**Task directions**
Find and return every line of the data that contains the word "name".

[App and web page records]
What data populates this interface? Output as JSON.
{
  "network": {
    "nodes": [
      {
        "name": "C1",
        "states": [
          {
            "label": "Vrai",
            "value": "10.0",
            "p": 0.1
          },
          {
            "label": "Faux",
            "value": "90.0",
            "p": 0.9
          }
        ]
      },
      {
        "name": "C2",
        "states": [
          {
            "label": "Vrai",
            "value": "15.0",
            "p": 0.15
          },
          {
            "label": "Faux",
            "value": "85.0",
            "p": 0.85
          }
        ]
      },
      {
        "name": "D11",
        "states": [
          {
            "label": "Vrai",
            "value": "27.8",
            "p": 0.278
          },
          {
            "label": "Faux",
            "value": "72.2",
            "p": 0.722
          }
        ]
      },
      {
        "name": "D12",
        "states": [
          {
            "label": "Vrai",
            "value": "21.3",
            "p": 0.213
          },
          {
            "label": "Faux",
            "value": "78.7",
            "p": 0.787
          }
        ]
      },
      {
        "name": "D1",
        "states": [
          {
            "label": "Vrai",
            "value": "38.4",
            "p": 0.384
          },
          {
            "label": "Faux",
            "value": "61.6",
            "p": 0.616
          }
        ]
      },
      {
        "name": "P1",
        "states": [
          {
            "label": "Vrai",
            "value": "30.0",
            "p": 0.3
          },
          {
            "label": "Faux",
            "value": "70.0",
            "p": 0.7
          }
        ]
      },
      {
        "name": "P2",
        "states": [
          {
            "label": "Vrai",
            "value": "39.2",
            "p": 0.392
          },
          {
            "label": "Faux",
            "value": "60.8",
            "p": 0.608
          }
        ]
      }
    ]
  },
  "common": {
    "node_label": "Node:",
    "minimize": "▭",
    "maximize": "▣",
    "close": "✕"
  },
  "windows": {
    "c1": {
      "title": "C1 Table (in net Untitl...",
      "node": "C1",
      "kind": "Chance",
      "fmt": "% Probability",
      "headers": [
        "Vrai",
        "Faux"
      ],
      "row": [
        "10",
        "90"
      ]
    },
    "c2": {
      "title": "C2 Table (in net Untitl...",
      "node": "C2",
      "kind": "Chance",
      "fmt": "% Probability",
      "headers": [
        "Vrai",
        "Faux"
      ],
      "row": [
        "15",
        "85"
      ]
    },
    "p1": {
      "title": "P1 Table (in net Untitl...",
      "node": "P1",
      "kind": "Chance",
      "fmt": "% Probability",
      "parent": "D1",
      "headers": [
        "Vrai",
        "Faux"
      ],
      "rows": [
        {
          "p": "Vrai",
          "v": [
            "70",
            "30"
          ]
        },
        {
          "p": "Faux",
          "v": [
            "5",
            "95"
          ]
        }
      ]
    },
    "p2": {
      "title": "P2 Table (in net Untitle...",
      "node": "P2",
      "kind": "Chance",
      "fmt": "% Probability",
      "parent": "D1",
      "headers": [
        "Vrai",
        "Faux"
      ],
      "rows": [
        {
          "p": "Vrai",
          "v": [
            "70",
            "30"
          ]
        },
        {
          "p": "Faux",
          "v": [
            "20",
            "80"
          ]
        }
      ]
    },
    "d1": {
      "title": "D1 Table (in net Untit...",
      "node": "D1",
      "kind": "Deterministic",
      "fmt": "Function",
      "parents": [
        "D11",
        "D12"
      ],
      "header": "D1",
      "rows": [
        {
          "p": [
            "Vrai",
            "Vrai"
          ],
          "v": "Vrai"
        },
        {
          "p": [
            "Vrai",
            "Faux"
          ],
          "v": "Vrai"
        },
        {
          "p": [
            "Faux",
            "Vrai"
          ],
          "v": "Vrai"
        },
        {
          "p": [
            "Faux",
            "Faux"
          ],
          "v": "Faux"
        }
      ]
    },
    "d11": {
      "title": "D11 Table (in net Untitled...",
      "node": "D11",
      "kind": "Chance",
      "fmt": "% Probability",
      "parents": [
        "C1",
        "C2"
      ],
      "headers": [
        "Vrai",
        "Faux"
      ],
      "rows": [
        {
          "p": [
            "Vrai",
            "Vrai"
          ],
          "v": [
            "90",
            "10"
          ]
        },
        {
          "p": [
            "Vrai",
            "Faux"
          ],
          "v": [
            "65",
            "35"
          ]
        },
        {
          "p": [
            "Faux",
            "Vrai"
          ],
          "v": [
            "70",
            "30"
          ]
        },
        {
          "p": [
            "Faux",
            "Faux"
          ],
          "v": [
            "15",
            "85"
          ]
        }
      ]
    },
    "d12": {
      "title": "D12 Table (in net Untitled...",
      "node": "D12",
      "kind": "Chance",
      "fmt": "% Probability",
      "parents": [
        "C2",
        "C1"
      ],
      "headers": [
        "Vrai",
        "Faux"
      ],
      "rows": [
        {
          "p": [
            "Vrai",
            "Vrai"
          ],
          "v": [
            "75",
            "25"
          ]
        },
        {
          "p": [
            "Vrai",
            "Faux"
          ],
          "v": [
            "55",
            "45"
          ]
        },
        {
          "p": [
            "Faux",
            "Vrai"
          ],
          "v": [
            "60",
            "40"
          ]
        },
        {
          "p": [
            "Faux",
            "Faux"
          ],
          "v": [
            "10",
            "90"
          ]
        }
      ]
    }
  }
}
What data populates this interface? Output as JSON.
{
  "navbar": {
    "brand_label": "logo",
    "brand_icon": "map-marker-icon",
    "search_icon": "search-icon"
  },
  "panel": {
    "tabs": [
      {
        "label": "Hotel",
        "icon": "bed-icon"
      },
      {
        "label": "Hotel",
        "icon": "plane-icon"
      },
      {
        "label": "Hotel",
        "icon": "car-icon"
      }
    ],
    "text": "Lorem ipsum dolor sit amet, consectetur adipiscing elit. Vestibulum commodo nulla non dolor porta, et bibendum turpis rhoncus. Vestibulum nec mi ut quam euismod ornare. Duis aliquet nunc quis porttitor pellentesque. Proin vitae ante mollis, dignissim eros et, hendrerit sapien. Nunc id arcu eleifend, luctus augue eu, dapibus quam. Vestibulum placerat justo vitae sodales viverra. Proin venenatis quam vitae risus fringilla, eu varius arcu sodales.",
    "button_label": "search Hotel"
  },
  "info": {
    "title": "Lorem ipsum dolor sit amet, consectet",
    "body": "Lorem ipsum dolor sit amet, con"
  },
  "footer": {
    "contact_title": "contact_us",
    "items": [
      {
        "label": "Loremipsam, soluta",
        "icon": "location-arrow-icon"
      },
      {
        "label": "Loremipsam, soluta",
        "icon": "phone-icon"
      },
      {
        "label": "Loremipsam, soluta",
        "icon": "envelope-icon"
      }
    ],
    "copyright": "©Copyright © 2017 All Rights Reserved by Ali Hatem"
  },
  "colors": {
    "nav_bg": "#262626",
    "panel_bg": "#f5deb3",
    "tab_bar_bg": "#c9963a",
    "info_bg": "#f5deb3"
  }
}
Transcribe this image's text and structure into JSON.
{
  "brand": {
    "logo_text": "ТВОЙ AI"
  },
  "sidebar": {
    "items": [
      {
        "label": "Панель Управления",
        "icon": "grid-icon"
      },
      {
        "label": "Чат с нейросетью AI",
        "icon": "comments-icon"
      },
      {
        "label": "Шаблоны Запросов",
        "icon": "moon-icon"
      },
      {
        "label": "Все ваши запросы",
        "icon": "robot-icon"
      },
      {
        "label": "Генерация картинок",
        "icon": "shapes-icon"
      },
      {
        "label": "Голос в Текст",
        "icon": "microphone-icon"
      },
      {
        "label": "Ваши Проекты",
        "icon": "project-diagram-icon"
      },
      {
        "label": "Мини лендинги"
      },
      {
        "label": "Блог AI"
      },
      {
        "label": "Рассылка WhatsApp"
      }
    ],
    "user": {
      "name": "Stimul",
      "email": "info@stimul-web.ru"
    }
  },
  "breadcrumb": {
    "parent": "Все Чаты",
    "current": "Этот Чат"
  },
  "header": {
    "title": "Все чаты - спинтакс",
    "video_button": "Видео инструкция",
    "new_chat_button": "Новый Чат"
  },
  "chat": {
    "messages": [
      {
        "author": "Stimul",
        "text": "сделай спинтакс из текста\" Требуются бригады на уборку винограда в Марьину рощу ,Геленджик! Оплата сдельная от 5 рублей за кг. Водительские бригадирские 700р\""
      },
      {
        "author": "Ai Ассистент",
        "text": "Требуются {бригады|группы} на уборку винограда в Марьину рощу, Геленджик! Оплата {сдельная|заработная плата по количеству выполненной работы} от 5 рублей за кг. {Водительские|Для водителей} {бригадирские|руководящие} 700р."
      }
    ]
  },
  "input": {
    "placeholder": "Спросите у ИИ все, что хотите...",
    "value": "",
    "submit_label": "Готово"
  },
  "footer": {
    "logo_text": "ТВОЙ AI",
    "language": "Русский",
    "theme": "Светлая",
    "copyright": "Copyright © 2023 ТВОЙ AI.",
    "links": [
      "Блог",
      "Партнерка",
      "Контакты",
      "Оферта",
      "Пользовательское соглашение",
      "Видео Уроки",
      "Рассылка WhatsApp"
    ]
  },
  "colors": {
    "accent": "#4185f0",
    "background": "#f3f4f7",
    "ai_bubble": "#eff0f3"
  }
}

**Your solution**
        "name": "C1",
        "name": "C2",
        "name": "D11",
        "name": "D12",
        "name": "D1",
        "name": "P1",
        "name": "P2",
      "name": "Stimul",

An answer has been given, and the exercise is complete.